Mental health awareness has come on a lot since I was little, but even then people knew that children and adolescents could become anxious and depressed. We have known it for a long time. At school, we read about Holden Caulfield, in The Catcher in the Rye, smashing all the windows in the garage in his early teens (“They were going to have me psychoanalyzed and all”), and The Bell Jar’s Esther Greenwood swimming out and out and out in the hope of drowning. Years later, I saw a documentary in which a childhood friend of Sylvia Plath’s recalled the real-life swim she had based that scene on; how he had sensed that she had no intention of coming back to shore.

They knew the signs then, and we know them even better now. But what good is that when there is no proper treatment? When children and families are left to struggle on, with medication as their only option? Some of those unhappy children will grow up to have their own.
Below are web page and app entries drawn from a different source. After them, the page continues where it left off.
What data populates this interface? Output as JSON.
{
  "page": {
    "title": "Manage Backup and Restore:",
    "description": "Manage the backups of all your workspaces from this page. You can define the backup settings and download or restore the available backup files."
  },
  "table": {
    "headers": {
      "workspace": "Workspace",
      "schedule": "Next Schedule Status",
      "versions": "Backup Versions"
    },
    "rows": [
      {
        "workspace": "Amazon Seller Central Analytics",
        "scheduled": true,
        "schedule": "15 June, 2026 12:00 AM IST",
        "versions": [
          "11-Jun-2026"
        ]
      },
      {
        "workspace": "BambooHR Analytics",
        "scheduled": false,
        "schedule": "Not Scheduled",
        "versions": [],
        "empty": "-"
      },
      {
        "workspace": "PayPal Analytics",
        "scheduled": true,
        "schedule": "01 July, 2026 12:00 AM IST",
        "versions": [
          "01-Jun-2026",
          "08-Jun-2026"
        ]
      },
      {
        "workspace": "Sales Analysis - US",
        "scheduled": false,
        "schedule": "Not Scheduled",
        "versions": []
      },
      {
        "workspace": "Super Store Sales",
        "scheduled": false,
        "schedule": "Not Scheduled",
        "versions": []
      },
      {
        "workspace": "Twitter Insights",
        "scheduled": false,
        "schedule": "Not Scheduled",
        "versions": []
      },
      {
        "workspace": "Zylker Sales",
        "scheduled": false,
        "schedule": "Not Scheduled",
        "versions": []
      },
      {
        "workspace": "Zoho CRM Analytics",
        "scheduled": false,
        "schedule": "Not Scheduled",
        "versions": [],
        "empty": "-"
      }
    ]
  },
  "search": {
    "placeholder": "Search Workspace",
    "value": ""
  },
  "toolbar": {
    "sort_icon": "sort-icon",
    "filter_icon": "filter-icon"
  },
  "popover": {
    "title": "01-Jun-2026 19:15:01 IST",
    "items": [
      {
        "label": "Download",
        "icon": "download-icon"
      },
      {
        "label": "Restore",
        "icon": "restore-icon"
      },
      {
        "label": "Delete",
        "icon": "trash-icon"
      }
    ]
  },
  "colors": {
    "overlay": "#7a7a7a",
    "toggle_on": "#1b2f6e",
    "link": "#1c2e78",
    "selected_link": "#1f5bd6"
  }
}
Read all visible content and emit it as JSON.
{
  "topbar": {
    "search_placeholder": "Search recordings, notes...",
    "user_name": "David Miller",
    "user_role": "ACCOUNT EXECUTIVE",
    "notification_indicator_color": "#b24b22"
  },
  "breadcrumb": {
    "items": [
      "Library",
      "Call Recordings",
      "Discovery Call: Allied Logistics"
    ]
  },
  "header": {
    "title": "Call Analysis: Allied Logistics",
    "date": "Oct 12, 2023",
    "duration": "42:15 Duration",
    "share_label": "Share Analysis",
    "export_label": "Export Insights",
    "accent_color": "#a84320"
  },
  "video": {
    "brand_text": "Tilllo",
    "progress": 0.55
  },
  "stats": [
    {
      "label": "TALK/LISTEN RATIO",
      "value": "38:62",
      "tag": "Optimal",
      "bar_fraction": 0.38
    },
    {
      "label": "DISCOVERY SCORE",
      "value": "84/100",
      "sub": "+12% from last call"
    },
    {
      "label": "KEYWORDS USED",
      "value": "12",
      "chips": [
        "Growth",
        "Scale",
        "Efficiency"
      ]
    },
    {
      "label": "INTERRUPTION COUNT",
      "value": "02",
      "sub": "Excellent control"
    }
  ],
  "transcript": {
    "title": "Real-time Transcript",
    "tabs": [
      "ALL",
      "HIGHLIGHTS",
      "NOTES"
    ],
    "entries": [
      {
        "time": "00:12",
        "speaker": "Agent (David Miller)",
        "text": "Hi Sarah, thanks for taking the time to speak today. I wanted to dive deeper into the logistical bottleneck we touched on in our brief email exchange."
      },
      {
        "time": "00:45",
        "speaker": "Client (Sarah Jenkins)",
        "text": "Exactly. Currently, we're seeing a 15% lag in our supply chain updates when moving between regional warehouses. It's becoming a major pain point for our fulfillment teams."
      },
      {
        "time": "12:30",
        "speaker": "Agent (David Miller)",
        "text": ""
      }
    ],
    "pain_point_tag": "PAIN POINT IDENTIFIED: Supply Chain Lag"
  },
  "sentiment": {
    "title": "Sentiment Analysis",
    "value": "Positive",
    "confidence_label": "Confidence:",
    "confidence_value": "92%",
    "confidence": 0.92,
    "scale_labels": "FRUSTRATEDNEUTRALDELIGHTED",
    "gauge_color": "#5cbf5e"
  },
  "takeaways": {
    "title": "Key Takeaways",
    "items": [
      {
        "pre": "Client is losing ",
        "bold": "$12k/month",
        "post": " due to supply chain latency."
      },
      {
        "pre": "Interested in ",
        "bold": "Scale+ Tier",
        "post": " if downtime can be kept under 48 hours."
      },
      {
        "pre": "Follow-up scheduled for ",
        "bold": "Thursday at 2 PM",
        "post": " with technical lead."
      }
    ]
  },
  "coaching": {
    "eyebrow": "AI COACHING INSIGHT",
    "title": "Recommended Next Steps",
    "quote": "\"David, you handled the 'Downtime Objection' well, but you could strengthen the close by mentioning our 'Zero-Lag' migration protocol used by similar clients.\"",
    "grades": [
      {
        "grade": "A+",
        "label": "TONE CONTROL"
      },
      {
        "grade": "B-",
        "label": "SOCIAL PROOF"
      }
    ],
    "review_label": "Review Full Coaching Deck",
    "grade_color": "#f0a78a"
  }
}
That old misattributed line comes to mind, about insanity, and doing the same thing over and over but somehow still expecting different results.

  • Rhiannon Lucy Cosslett is a Guardian columnist and author